During the evolution of western culture, diets and nutrition became exponentially more popular. The 1950s proved to be a specific time period in which cholesterol became one of the most feared health hazards in America. 


Back then, with fast spreading evidence from scientists and doctors, the American population believed fats and cholesterol were the enemy, and were becoming a detriment toward western health. 


Experts have continued over the years to understand how cholesterol works and have reflected on previous ideologies regarding the compound. 


Now that is is 2019, the knowledge surrounding cholesterol has changed, yet some people still find themselves unsure. 
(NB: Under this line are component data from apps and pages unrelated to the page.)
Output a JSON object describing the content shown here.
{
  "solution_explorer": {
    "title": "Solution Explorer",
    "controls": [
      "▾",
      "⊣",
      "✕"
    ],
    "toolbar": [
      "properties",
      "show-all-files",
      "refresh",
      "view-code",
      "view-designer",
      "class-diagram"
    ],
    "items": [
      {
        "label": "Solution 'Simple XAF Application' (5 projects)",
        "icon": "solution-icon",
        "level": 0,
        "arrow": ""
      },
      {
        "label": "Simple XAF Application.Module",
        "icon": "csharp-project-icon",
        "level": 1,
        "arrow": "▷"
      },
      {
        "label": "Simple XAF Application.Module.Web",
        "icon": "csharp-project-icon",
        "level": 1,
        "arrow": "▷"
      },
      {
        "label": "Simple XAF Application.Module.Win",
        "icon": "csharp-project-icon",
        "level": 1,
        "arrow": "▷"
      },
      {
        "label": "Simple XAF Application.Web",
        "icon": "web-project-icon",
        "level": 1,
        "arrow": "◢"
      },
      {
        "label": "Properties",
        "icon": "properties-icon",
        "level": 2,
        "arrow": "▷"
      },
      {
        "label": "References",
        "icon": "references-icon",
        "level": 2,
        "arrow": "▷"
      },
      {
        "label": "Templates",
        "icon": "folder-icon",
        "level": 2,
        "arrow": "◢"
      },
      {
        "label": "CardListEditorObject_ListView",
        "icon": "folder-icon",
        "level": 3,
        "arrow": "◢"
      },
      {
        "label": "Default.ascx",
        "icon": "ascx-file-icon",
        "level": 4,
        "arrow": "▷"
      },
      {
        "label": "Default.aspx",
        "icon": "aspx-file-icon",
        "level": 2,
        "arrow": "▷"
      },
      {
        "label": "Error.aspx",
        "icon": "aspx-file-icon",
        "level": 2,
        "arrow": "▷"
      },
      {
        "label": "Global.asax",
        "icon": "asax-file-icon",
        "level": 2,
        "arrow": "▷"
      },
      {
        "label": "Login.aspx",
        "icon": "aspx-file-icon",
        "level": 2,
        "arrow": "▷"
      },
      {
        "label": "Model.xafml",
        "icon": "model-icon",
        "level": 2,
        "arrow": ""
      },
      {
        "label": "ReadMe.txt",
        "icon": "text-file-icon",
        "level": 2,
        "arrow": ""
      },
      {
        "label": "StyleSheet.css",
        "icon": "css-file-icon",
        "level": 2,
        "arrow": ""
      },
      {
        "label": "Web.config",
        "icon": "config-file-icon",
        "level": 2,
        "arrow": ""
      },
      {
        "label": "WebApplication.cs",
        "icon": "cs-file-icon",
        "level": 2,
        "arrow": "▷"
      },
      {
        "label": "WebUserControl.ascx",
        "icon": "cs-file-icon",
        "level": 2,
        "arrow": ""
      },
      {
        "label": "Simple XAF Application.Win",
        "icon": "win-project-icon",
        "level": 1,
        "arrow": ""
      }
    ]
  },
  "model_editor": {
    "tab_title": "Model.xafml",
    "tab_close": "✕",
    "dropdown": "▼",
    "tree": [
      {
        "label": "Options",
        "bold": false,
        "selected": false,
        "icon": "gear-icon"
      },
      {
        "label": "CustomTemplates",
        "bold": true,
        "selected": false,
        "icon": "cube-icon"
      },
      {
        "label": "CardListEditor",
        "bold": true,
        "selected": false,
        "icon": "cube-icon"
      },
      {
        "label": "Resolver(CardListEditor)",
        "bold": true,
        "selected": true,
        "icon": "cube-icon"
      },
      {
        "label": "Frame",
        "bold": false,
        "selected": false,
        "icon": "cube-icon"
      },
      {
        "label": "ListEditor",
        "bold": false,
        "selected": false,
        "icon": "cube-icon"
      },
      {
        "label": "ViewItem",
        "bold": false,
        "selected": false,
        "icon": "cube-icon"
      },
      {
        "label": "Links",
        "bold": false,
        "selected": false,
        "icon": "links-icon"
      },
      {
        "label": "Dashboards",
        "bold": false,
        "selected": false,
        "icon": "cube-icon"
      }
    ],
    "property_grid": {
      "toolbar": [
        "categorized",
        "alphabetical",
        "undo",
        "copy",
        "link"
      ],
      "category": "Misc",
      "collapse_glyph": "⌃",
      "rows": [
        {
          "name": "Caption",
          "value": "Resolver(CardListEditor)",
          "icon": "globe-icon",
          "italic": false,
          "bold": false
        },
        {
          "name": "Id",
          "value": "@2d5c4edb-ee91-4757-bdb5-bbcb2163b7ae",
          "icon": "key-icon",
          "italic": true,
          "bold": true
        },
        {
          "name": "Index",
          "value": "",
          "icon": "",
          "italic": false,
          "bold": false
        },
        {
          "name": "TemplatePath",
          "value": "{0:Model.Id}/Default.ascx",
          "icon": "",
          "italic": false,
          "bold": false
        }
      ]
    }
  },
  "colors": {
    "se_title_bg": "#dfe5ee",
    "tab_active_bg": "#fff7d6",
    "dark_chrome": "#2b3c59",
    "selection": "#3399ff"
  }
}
With the popularity of high carb low fat diets, high fat diets like ketogenic, and high protein diets like paleo, it can get confusing for the average person to digest. 


Despite these popularities, it is important to understand that not every diet will work for every person. Each individual requires a diet that pertains specifically to their own health and balances. 


These 5 points regarding cholesterol are important to understand so that when the time comes, it can help you make an educated decision on what foods to integrate into your unique diet. 


1. What exactly is cholesterol? 


According to Medline Plus, cholesterol is a compound with a waxy, fat-like consistency, and is located in your cells. It can greatly effect your blood levels and overall health. 


The importance of cholesterol is to help produce hormones, make vitamin D, help move blood through your body, and assist with digestion. 


Cholesterol can impact your overall health because in excess it can combine with other materials throughout the body and form plaque within the arteries. This can lead to blockage of blood flow, and potentially a stroke and/or heart attack.


2. The good versus the bad. 


There are three types of cholesterol, HDL, LDL, and VLDL (very low-density lipoprotein). What is most important for the everyday person to understand is the difference between HDL and LDL. 


HDL stands for high-density lipoprotein, and is your good cholesterol. The reason it is dubbed as good cholesterol is because it is responsible for helping to clear the bad cholesterol, or the plaque, from your arteries. It will bring the cholesterol to your liver, and the liver will expel the cholesterol from the body.


LDL stands for low-density lipoprotein, and is known as your bad cholesterol. This type of cholesterol is responsible for dispensing plaque into the arteries, and high levels can be dangerous. 


The average person should get their blood tested and look at both HDL and LDL values in contrast with one another to get a full idea on their cholesterol health. 


3. How do we absorb and obtain cholesterol? 


Most assume cholesterol is only obtained through food, but there is a certain level that is genetically passed on according to Englewood Health


These genetic factors cannot be changed, however small levels of an individual’s cholesterol can be changed through diet and exercise. If someone is genetically predisposed to unbalanced levels of cholesterol, they may have to work harder through diet and exercise to adapt the dietary cholesterol within their body. 


Harvard Health claims that only about 20 percent of the cholesterol within your body is acquired from the food you eat, and the other 80 percent is produced by your liver and intestines. 


Because of this, foods higher in cholesterol has a very small effect on LDL levels, and what is more important to focus on are the different fats within an individual’s diet. 


Saturated fats and trans fats are more likely to negatively impact the “bad” cholesterol levels and lower the amount of good cholesterol levels within the blood. 


Healthy fats like monounsaturated, polyunsaturated, and omega 3 fatty acids are great for balancing cholesterol levels. 


4. Foods to avoid. 


According to The Street 15 foods to avoid eating if high cholesterol is a concern are:


  • Liver

  • High fat muffins

  • Margarine

  • Microwave popcorn 

  • Commercial baked goods 

  • Shellfish

  • Mac n cheese

  • Hamburgers/cheeseburgers 

  • Fried chicken 

  • French fries 

  • Cream cheese 

  • Ice cream 

  • Egg yolks 

  • Butter

  • Red meat 


From a general standpoint, there are more foods that go beyond those listed, and not all are bad in moderation, like eggs. 


A general rule of thumb is to look out for and avoid foods high in unhealthy fats and discuss dietary and exercise plans with a doctor. 


5. Foods to eat.


According to Harvard Health, 11 foods to eat in order to lower cholesterol are: 


  • Oats (like our granola!)

  • Barely and whole grains

  • Beans

  • Eggplant and okra 

  • Nuts

  • Vegetable oils

  • Apples, grapes, strawberries, and citrus fruits 

  • Foods fortified with sterols and stanols 

  • Soy

  • Fatty fish

  • Fiber supplements 


In addition to that, avocado, dark chocolate, teas, and garlic have been known to help lower cholesterol as well. 

Back to blog

Leave a comment